Here's a combination of general advice and my thoughts about your specific data:
If the samples are not matched, e.g. by time point, then it will be unpaired. You need a way to say sample 1 KO and sample 1 WT are uniquely matched to be paired, sample 2 KO and sample WT will be paired etc ... pairing is great for a time series. If you have replicates within the paired groups then ANOVA is the way to go, particularly if the sample sizes are uneven.
Note: in your case the sample sizes are uneven, you cannnot perform a paired T-test between two uneven sample sizes. HOWEVER you appear to a natural pairing, but I don't know whether this is biologically justified, i.e. liver and spleen. So you appear to have a biological pairing with uneven sample sizes. If this is correct it suggests a 1-way ANOVA is a better idea than a T-test.
Parametric test: check for normality in each data set, e.g.
- A Q-Q plot against the normal distribution (a cool way to do this)
- Homogeneity of variances is Hartley's Fmax test (good for T-test and ESSENTIAL for 1-way ANOVA)
- 68% of the data should be less than ±1 standard deviation around the mean, 95% less than ±2 standard deviation and 99% less than ±3
- Kolmogorov-Smirnov and/or Shapiro-Wilk test
- Skewness & kurtosis magnitudes < 1.96 respectively
Note if you combine liver and spleen data sets and find a nice normal distribution, and one or both is not normal by itself, then you would need to consider the biological justification for combining the data sets.
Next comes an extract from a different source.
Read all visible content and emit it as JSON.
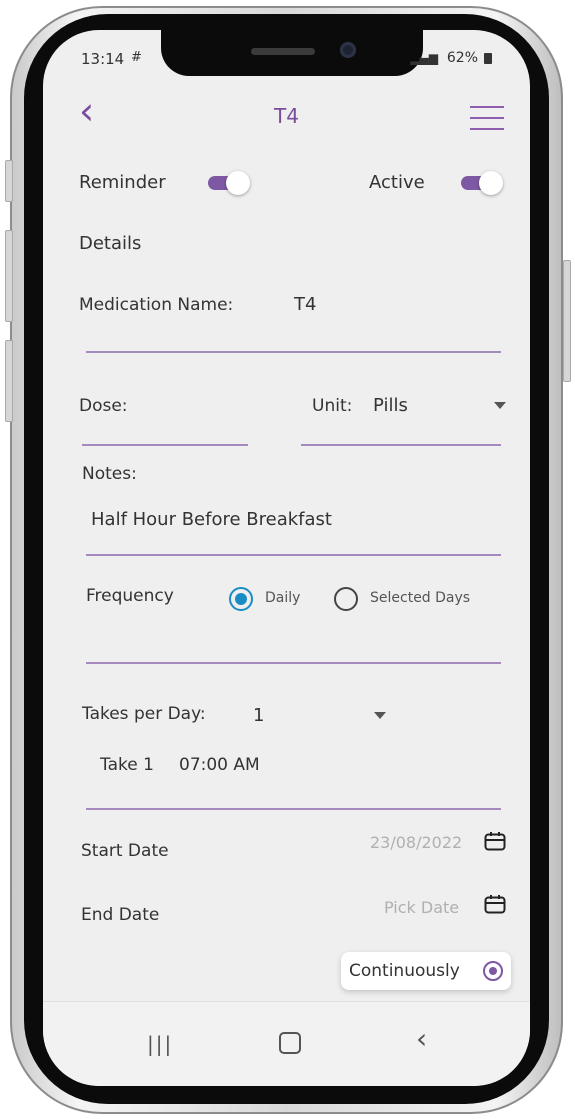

If the data passes all those tests, you are good to go. If not .... gets complicated,
- Normalisation, this is where you transform the data, in your case I'm not sure, but typically log transformation and then perform the checks for normality above. There are lots of ways to normalise data.
- Repeat the T-test/1-way ANOVA with normalised data
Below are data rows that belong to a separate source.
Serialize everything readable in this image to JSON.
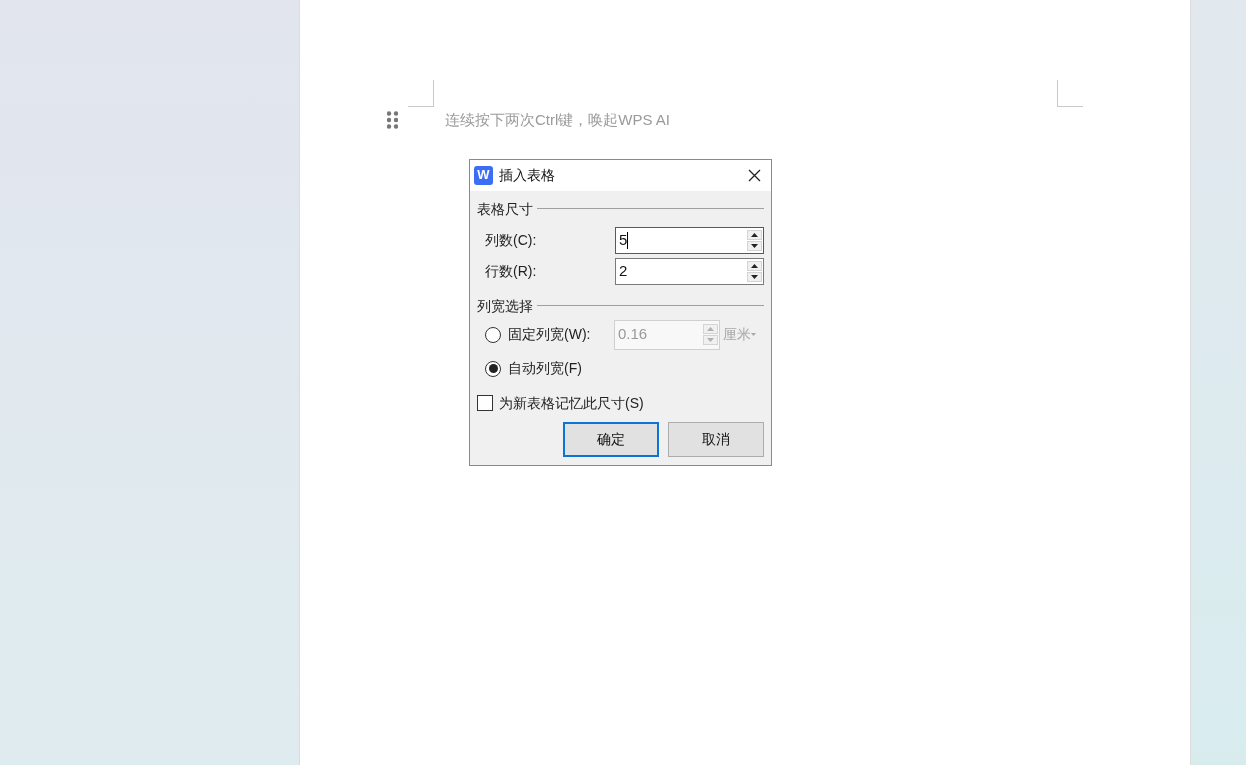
{
  "editor": {
    "ai_hint": "连续按下两次Ctrl键，唤起WPS AI"
  },
  "dialog": {
    "app_icon": "W",
    "title": "插入表格",
    "size_section": {
      "title": "表格尺寸",
      "fields": [
        {
          "label": "列数(C):",
          "value": "5",
          "focused": true
        },
        {
          "label": "行数(R):",
          "value": "2",
          "focused": false
        }
      ]
    },
    "width_section": {
      "title": "列宽选择",
      "options": [
        {
          "kind": "spin",
          "label": "固定列宽(W):",
          "selected": false,
          "value": "0.16",
          "unit": "厘米",
          "disabled": true
        },
        {
          "kind": "plain",
          "label": "自动列宽(F)",
          "selected": true
        }
      ]
    },
    "remember": {
      "label": "为新表格记忆此尺寸(S)",
      "checked": false
    },
    "buttons": [
      {
        "label": "确定",
        "default": true
      },
      {
        "label": "取消",
        "default": false
      }
    ]
  }
}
- Ignore it - yup its top level statistical advice, it is context specific and never a universally shared idea ... I suspect that is where the advice "just use a parametric test" came from. Please be aware if you do this, someone could turn around and sau "you've done it wrong". The statistical arguments about why this assumption can be valid get complicated.
- Use a non-parametric test, orthodox statistical advice, in this case it is the Mann-Whitney U test and Kruskal–Wallis test if you have paired replicates (i.e. non-parametric version of 1-way ANOVA).
Non-parametric tests often lack power and I suspect for this sample size that will be the case. Personally I would try and ignore all this advice :-) - okay I would definately check for normality and investigate avenues towards normality - then I would perform a general linear model (GLM). The reason is that it is a much more powerful method for identifying whether the two gropus are different. Performing a single GLM with two paired groups is not trivial, so I would have to give serious consideration to 1-way ANOVA, or KW-test, which would be a cleaner solution - but could miss a critical part of the data.